|0.3 ≤ IRR < .04||18 counties|
|0.4 ≤ IRR < .05||39 counties|
|0.5 ≤ IRR < .06||15 counties|
Unlike other geographic classifications highlighted in this website, the Index of Relative Rurality does not classify counties on the basis of certain thresholds that they meet (such as meeting the attributes associated with metropolitan or nonmetropolitan counties). Rather, it represents a continuous measure of rurality that can range in scores from “0” to “1”. A score of “0” is associated with the most urban places while a score of “1” refers to places having the highest level of rurality. Important work on the index has been undertaken by Brigitte Waldorf with the Purdue Department of Agricultural Economics. A nice overview of the index was highlighted in a 2007 publication she produced for the Purdue Center for Regional Development (especially pages 10-12). It can be accessed here.
What the results indicate is that several Indiana counties (54 counties) have moderate levels of rurality (those in the 0.4 to 0.6 range) while 20 counties tend to be far more urban given their lower scores on the rural index (that is, those with a score of 0.3 or lower). The remaining 18 counties contain a good mix of urban and rural areas (IRR scores between 0.3 and .04).
EDA Distressed Counties
|Criteria Currently Being Employed by EDA to Document Distress|
|An unemployment rate that is, for the most recent twenty-four (24) month period for which data are available, at least 1 percent greater than the national average unemployment rate.|
|A per capita income (for the most recent period for which data are available) that is 80 percent or less than the average per capita income for the nation.|
The Economic Development Administration offers a variety of grant opportunities to neighborhoods, counties and multi-county regions across the nation having in place sound comprehensive economic development strategies (or comparable plans) in place. Many of EDA investments, however, are targeted to areas that are deemed to be economically distressed.

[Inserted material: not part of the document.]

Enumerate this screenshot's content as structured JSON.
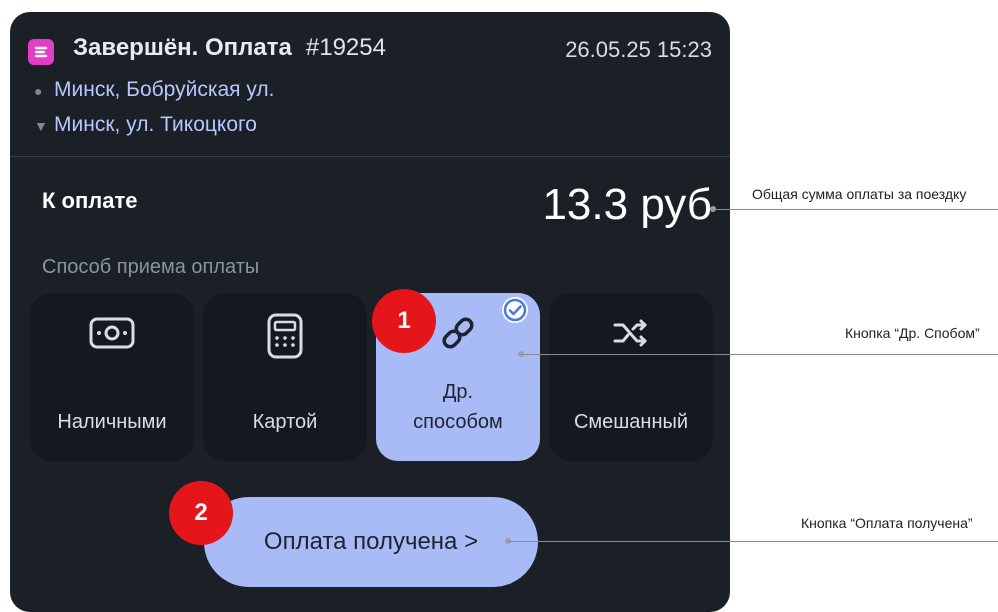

A third criteria that EDA may opt to use to determine distress is what is labeled a “special need.” Such special needs may be linked to major economic events, such as sizable job losses in coal-dependent areas of the U.S., declines in defense-related jobs due to base realignment and closure or sizable cutbacks in defense contracting activities by the Department of Defense, or major catastrophic events such as natural disasters.
Another valuable source of information on distress can be found at the following StatsAmerica site http://www.statsamerica.org/distress/distress.aspx
(Table 1) Synopsis of the Three Geographic Classifications
Central counties with one or more UAs of 50,000 or more residents and outlying counties that are economically tied to the central counties (i.e., 25% of workers living in the outlying counties commute to the central counties, or 25% or more of the employment in the outlying counties are made up of commuters from the central counties). There is no longer a total area population requirement of 100,000 people or more that must be met.
Any nonmetropolitan county with an urban cluster of at least 10,000 but not more than 49,999 persons. An outlying county is included if commuting to the central micropolitan county for employment is 25% or more, or if 25% or more of the employment in the outlying county is made up of commuters from the central county.
Any nonmetro county not meeting the micropolitan designation. Contains no city, town, or urban cluster of at least 10,000 people.
|Purdue Rural Indiana Classification System|
|Rural-Urban Continuum Codes|
A nine-item coding system that subdivides metropolitan and nonmetropolitan counties.